Not only that, but Ural made some decent transfers on paper. Slovenian international Gregor Balazic joined from Partizan Belgrade as a replacement for Fontanello, before young Georgian Jemal Tabidze reinforced the back line, joining on loan from AA Gent. Ural then performed their normal dip into the FNL, picking up three young talents in Vladimir Ilyin (Kuban), Nikita Glushkov (Sibir) and Aleksandr Lomakin (Yenisey). That wasn’t enough for Ural, and the large squad got even larger, with Bulgarian winger Nikolay Dimitrov joining from head coach Aleksandr Tarkhanov’s former side Slavia Sofia, and Edgar Manucharyan returning to the club after a failed six month spell in Thailand.
However the big bit of business is the addition of Erik Bicfalvi after he left struggling Tom. He had been a shining light in the first half of the season for Tom, and has made an instant impact for Ural, scoring on his full debut in the cup, and his league debut a few days later. The Romanian will be hot property in the summer if he keeps it up.
The only real downside to their window is that they have kept a very large squad, with only Fontanello and the talented young striker Mohamed Konate departing during the window, and this could cause selection and morale issues as the season goes on.
Zenit St. Petersburg
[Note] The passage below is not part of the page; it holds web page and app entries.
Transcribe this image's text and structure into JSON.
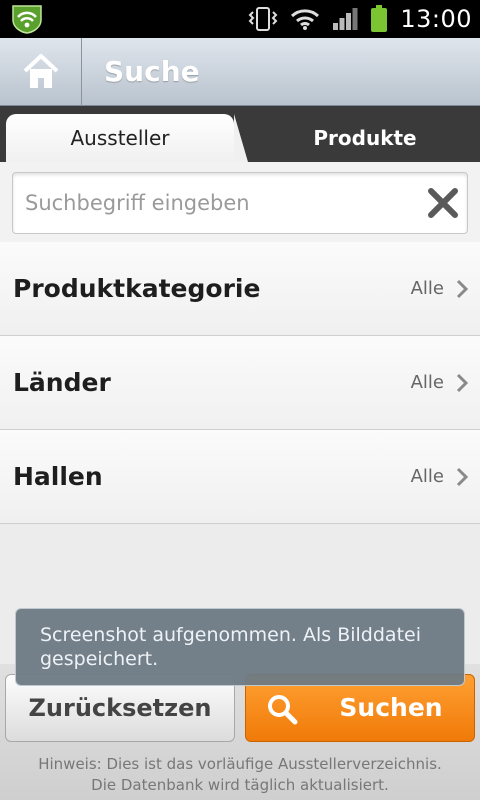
{
  "status_bar": {
    "time": "13:00",
    "icons": [
      "lookout-shield-icon",
      "vibrate-icon",
      "wifi-icon",
      "signal-icon",
      "battery-icon"
    ]
  },
  "title_bar": {
    "title": "Suche",
    "home_icon": "home-icon"
  },
  "tabs": [
    {
      "label": "Aussteller",
      "active": true
    },
    {
      "label": "Produkte",
      "active": false
    }
  ],
  "search": {
    "placeholder": "Suchbegriff eingeben",
    "value": "",
    "clear_icon": "close-icon"
  },
  "filters": [
    {
      "label": "Produktkategorie",
      "value": "Alle"
    },
    {
      "label": "Länder",
      "value": "Alle"
    },
    {
      "label": "Hallen",
      "value": "Alle"
    }
  ],
  "toast": {
    "line1": "Screenshot aufgenommen. Als Bilddatei",
    "line2": "gespeichert."
  },
  "footer": {
    "reset_label": "Zurücksetzen",
    "search_label": "Suchen",
    "hint_line1": "Hinweis: Dies ist das vorläufige Ausstellerverzeichnis.",
    "hint_line2": "Die Datenbank wird täglich aktualisiert."
  },
  "colors": {
    "accent_orange": "#f07a08",
    "status_green": "#7cc532",
    "tab_bar": "#3a3a3a"
  }
}
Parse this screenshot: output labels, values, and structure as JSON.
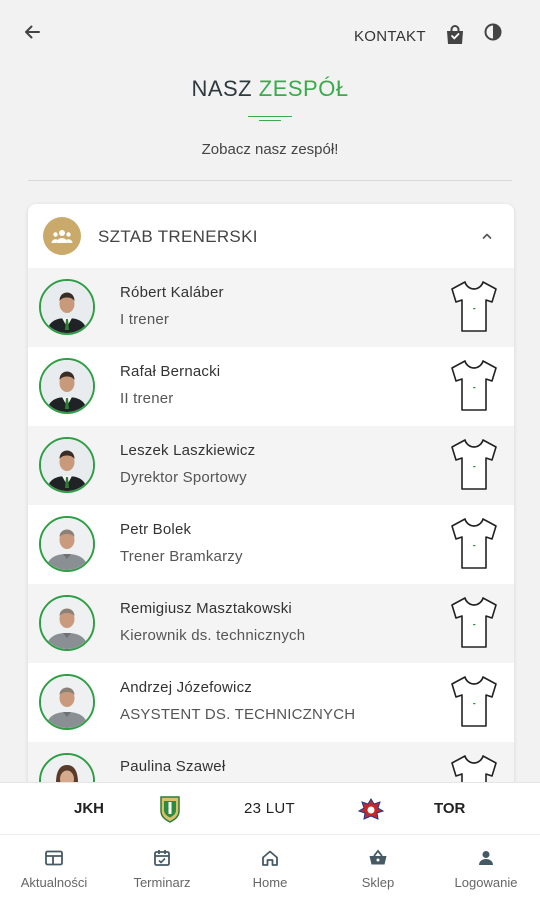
{
  "header": {
    "contact_label": "KONTAKT"
  },
  "page": {
    "title_part1": "NASZ",
    "title_part2": "ZESPÓŁ",
    "subtitle": "Zobacz nasz zespół!"
  },
  "panel": {
    "title": "SZTAB TRENERSKI",
    "badge_color": "#c9aa6b",
    "staff": [
      {
        "name": "Róbert Kaláber",
        "role": "I trener",
        "avatar": "suit"
      },
      {
        "name": "Rafał Bernacki",
        "role": "II trener",
        "avatar": "suit"
      },
      {
        "name": "Leszek Laszkiewicz",
        "role": "Dyrektor Sportowy",
        "avatar": "suit"
      },
      {
        "name": "Petr Bolek",
        "role": "Trener Bramkarzy",
        "avatar": "grey-shirt"
      },
      {
        "name": "Remigiusz Masztakowski",
        "role": "Kierownik ds. technicznych",
        "avatar": "grey-shirt"
      },
      {
        "name": "Andrzej Józefowicz",
        "role": "ASYSTENT DS. TECHNICZNYCH",
        "avatar": "grey-shirt"
      },
      {
        "name": "Paulina Szaweł",
        "role": "",
        "avatar": "woman"
      }
    ]
  },
  "match": {
    "home_team": "JKH",
    "date": "23 LUT",
    "away_team": "TOR"
  },
  "nav": {
    "items": [
      {
        "label": "Aktualności",
        "icon": "news-icon"
      },
      {
        "label": "Terminarz",
        "icon": "calendar-icon"
      },
      {
        "label": "Home",
        "icon": "home-icon"
      },
      {
        "label": "Sklep",
        "icon": "basket-icon"
      },
      {
        "label": "Logowanie",
        "icon": "user-icon"
      }
    ]
  },
  "colors": {
    "accent_green": "#3aaa4a",
    "avatar_ring": "#2e9e45",
    "background": "#f2f2f2"
  }
}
Big guns Zenit were one of the more active teams in the transfer window. The big and expected blow was the loss of Axel Witsel, the destination was the only question, and eventually he ended up, going to China to join Tianjin Quanjain. This left a gaping hole in the midfield, and Zenit filled it quickly with Brazilain midfidler Hernani.
Zenit then added to all aspects of their squad. Ibragim Tsallagov and Yoann Mollo joined from Krylya Sovetov, and Andrey Lunev was brought in to rectify the goalkeeping issues, after Yuri Lodygin put in a number of suspect performances. However the big deal for Zenit was bringing Branislav Ivanovic back to Russia after a long spell in England with Chelsea.
On paper, Zenith have theoretically strengthened the squad, but whether the players they have added are “Zenit calibre” is a question yet to be answered, with many questioning whether Mollo, Tsallagov and Lunev are really the kind of players a team like Zenit should be signing. Hernani alaso has been called into doubt. His first matches as a Zenit player in the Europa League caused many to doubt whether he is the right player to replace Witsel, but perhaps time is what he needs.
Author: David Sansun
Arsenal and Rubin Kazan fan. Possibly too optimistic for Russian football which means I’m left disappointed a lot.